Robotics also feeds on simulation and play (Photo: NCCR Robotics)

Man interacts with drones and controls them as if they were an extension of his own body

Swiss scholars have also proposed new methods to allow inexperienced humans and rescue agents to interact with drones and easily control them as if they were an extension of their own bodies.
For example, as part of the Educational Robotics Grand Challenge, Thymio was created, a mobile robot for teaching programming and robotics elements, which was distributed in more than 80.000 units in classrooms throughout Switzerland.
There was also Cellulo, a smaller modular robot enabling richer forms of interaction with pupils, as well as a wide range of learning activities (physics, mathematics, geography, games) and training methods for teaching teachers how to integrate robots into their lessons.

Robot behind the wheel to test the most difficult conditions

Welcome to the new Swiss national program: "Innovation Booster Robotics"

“We want to thank all past and present members of NCCR Robotics, all from industry, education and civil society with whom we have collaborated. The Swiss National Science Foundation and the review committee and all of you, citizens and journalists, who have followed us in these twelve years", declare the Swiss researchers.
The work of the Swiss National Center for RoboticsHowever, it doesn't stop there.
The institution's partner institutions such as the Universities of Zurich, Bern, Basel, the University of Italian Switzerland and EMPA will continue to collaborate through the "Innovation Booster Robotics", a new national program aimed at developing the new transfer activities technological.
Time will tell.

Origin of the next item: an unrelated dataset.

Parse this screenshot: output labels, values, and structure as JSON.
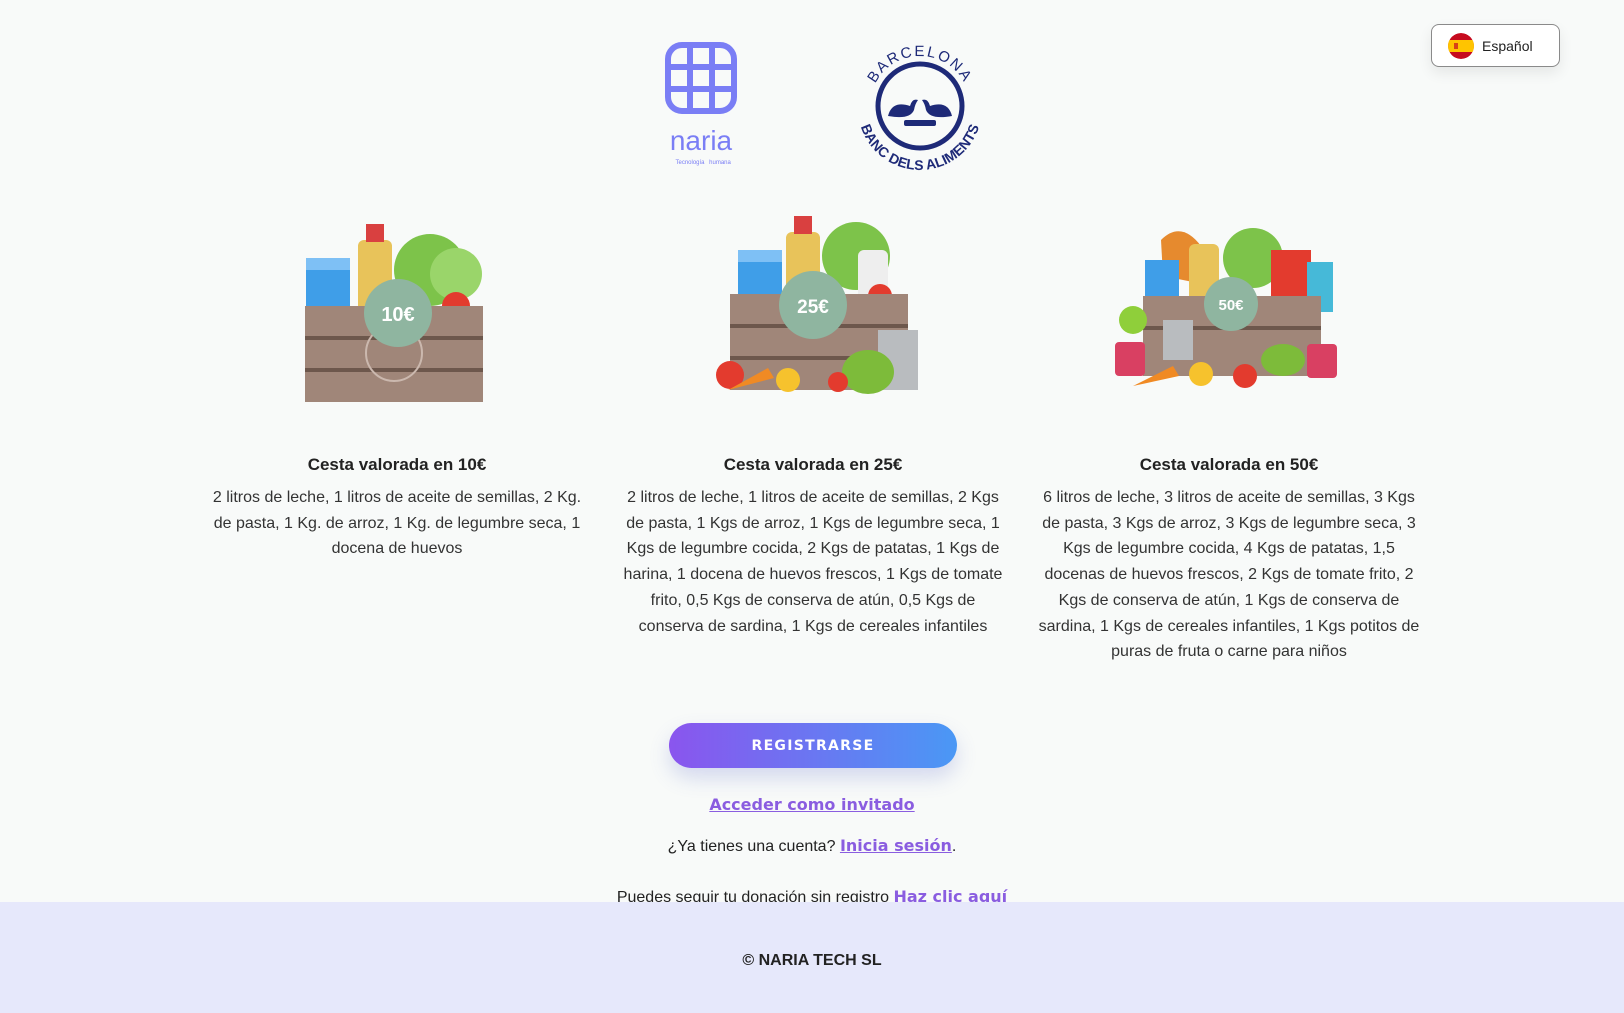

A drill with an “intelligent” tip so as not to irritate human nerves

The Swiss robotics ecosystem thanks to NCCR Robotics

The teaser presentation of the NCCR Robotics program

Logistics activities in 2022 according to NCCR Robotics

Healthcare robotics in 2022 according to NCCR Robotics

Mobile robotics in 2022 according to NCCR Robotics

Educational robotics in 2022 according to NCCR Robotics

Robotics: robotic prostheses to improve quality of life
Robotic prosthetics to improve quality of life (Photo: NCCR Robotics)